The drug-maker allegedly used a charitable foundation to boost its own revenues by covering the copays of Medicare patients taking the company's drugs.
For nearly $24 million, the pharmaceutical company Pfizer Inc. settled allegations it violated the False Claims Act by using a foundation to cover the copays of Medicare patients taking three of the company's drugs, the Department of Justice announced Thursday.
Rather than simply giving the drugs to patients who met the requirements for its free drug program, Pfizer allegedly used a specialty pharmacy to move some patients over to the foundation, which covered the Medicare patients' copays in violation of the anti-kickback statute, according to the DOJ's announcement. Pfizer was accused of donating funds to the foundation to cover the copay costs and securing confirmation through the specialty pharmacy that the foundation had, in fact, covered the copays.
"Pfizer used a third party to saddle Medicare with extra costs,” U.S. Attorney Andrew E. Lelling said in a statement. "According to the allegations in today’s settlement agreement, Pfizer knew that the third-party foundation was using Pfizer’s money to cover the co-pays of patients taking Pfizer drugs, thus generating more revenue for Pfizer and masking the effect of Pfizer’s price increases."

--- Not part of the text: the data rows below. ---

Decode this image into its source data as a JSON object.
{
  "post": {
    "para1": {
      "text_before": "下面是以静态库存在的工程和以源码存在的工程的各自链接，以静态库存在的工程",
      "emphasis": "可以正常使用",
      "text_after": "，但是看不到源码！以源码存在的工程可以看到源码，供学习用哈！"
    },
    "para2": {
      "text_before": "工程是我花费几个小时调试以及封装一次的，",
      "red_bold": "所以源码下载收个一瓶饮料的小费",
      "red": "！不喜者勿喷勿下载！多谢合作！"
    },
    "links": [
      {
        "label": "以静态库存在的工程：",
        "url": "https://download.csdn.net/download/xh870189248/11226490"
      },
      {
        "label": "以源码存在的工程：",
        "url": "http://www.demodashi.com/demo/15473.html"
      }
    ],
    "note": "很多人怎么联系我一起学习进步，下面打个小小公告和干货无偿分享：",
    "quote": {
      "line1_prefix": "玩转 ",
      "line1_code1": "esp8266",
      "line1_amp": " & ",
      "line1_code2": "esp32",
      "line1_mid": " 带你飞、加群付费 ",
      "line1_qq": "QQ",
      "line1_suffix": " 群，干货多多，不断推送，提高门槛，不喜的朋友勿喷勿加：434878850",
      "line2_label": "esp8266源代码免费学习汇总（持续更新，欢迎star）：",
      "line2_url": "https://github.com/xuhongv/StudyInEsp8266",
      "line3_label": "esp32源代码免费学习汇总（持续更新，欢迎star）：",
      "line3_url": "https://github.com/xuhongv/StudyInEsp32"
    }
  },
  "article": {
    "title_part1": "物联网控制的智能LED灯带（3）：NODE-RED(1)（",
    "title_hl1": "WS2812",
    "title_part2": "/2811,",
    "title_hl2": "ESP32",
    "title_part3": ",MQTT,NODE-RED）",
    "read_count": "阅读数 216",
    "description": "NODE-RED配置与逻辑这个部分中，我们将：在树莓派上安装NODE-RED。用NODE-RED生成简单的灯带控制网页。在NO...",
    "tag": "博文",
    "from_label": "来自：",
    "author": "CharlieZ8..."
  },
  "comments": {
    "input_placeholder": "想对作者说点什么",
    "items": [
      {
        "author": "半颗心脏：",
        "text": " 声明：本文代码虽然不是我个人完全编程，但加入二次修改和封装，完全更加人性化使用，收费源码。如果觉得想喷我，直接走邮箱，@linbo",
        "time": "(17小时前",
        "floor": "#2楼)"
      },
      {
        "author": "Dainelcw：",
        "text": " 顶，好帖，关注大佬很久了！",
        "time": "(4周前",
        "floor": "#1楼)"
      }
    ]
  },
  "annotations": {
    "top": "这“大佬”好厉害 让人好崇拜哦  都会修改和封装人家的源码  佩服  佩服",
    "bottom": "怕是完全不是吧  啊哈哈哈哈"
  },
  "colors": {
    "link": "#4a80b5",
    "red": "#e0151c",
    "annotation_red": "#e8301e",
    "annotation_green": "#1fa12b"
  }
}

"The Anti-Kickback Statute exists to protect Medicare, and the taxpayers who fund it, from schemes like these," Lelling added. "At the same time, we commend Pfizer for stepping forward to resolve these issues in a responsible manner."

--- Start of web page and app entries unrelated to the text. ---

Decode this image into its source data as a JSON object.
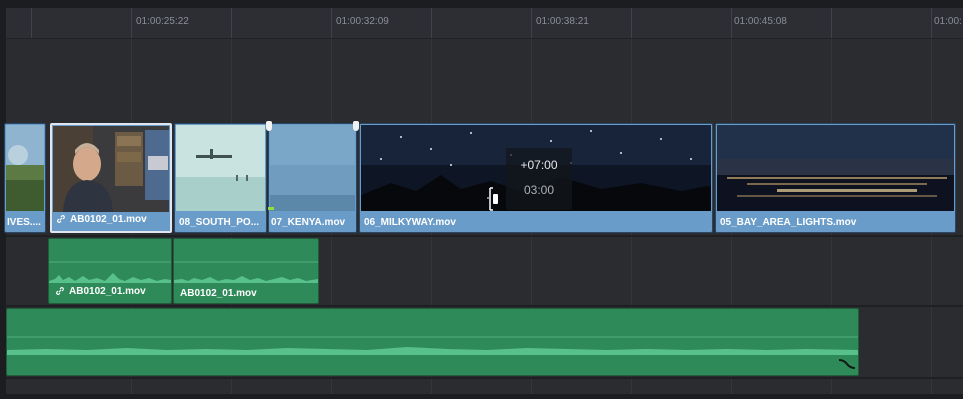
{
  "ruler": {
    "timecodes": [
      "01:00:25:22",
      "01:00:32:09",
      "01:00:38:21",
      "01:00:45:08",
      "01:00:"
    ]
  },
  "video_track": {
    "clips": [
      {
        "name": "IVES....",
        "thumb": "landscape"
      },
      {
        "name": "AB0102_01.mov",
        "thumb": "man-office",
        "linked": true,
        "selected": true
      },
      {
        "name": "08_SOUTH_PO...",
        "thumb": "snow-plane"
      },
      {
        "name": "07_KENYA.mov",
        "thumb": "blue-sky"
      },
      {
        "name": "06_MILKYWAY.mov",
        "thumb": "night-sky"
      },
      {
        "name": "05_BAY_AREA_LIGHTS.mov",
        "thumb": "city-lights"
      }
    ]
  },
  "trim_overlay": {
    "offset": "+07:00",
    "duration": "03:00"
  },
  "audio_track_1": {
    "clips": [
      {
        "name": "AB0102_01.mov",
        "linked": true
      },
      {
        "name": "AB0102_01.mov",
        "linked": false
      }
    ]
  },
  "audio_track_2": {
    "clips": [
      {
        "name": ""
      }
    ]
  },
  "icons": {
    "link": "link-icon",
    "trim_cursor": "trim-cursor-icon",
    "fade": "fade-curve-icon"
  },
  "colors": {
    "video_clip": "#6a9cc9",
    "audio_clip": "#2f8a5a",
    "background": "#2a2c30"
  }
}
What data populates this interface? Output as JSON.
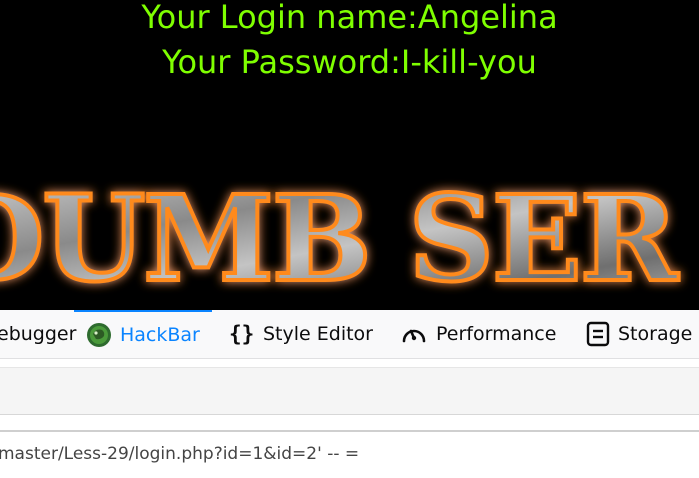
{
  "page": {
    "login_name_line": "Your Login name:Angelina",
    "password_line": "Your Password:I-kill-you",
    "banner_text": "DUMB SER"
  },
  "devtools": {
    "tabs": [
      {
        "label": "ebugger",
        "icon": "debugger-icon",
        "selected": false
      },
      {
        "label": "HackBar",
        "icon": "hackbar-icon",
        "selected": true
      },
      {
        "label": "Style Editor",
        "icon": "style-editor-icon",
        "selected": false
      },
      {
        "label": "Performance",
        "icon": "performance-icon",
        "selected": false
      },
      {
        "label": "Storage",
        "icon": "storage-icon",
        "selected": false
      }
    ]
  },
  "hackbar": {
    "url_value": "master/Less-29/login.php?id=1&id=2' -- ="
  },
  "colors": {
    "accent": "#0a84ff",
    "login_text": "#7fff00",
    "banner_glow": "#ff8a1a"
  }
}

- Undermines market forces: Acting Assistant Attorney General Chad A. Readler of the DOJ's Civil Division said kickbacks "undermine the independence of physician and patient decision-making," raising healthcare costs. The DOJ's announcement included a nod to the cost-containing power of "market forces," which the Medicare copay requirements were designed to encourage.
- Violates basic trust: Harold H. Shaw, special agent in charge with the FBI's Boston division said Pfizer's alleged scheme "violates the basic trust patients extend to the healthcare system and threatens the financial integrity of the Medicare program."
- Part 1: Two of the three drugs involved in this case were Sutent and Inlyta, which treat renal cell carcinoma. For these, Pfizer allegedly generated additional revenue by using its relationship with the foundation and third-party specialty pharmacy to cover Medicare patients' copays, rather than moving qualifying patients to its free program.
- Part 2: The third drug involved was Tikosyn, which is used to treat an irregular heartbeat. For this, Pfizer allegedly raised the wholesale acquisition cost for a 40-capsule package by more than 40% in the fourth quarter of 2015, knowing it would make the drug unaffordable for some patients. The company then allegedly worked with the foundation to establish a fund for Medicare patients needing Tikosyn, coordinating the fund's opening with the planned price increase.
- Corporate integrity agreement: As part of the settlement, Pfizer signed a corporate integrity agreement with the Health and Human Services Office of Inspector General. Gregory E. Demske, chief counsil to the HHS OIG, said the agreement "promotes independence between Pfizer and any patient assistance programs to which it may donate."
The investigation was conducted by the DOJ's Civil Division and the U.S. Attorney's Office for the District of Massachusetts in concert with the HHS OIG, FBI, Veterans Affairs OIG, and U.S. Postal Inspection Service.
In settling the allegations, Pfizer did not admit any wrongdoing.
Steven Porter is an associate content manager and Strategy editor for HealthLeaders, a Simplify Compliance brand.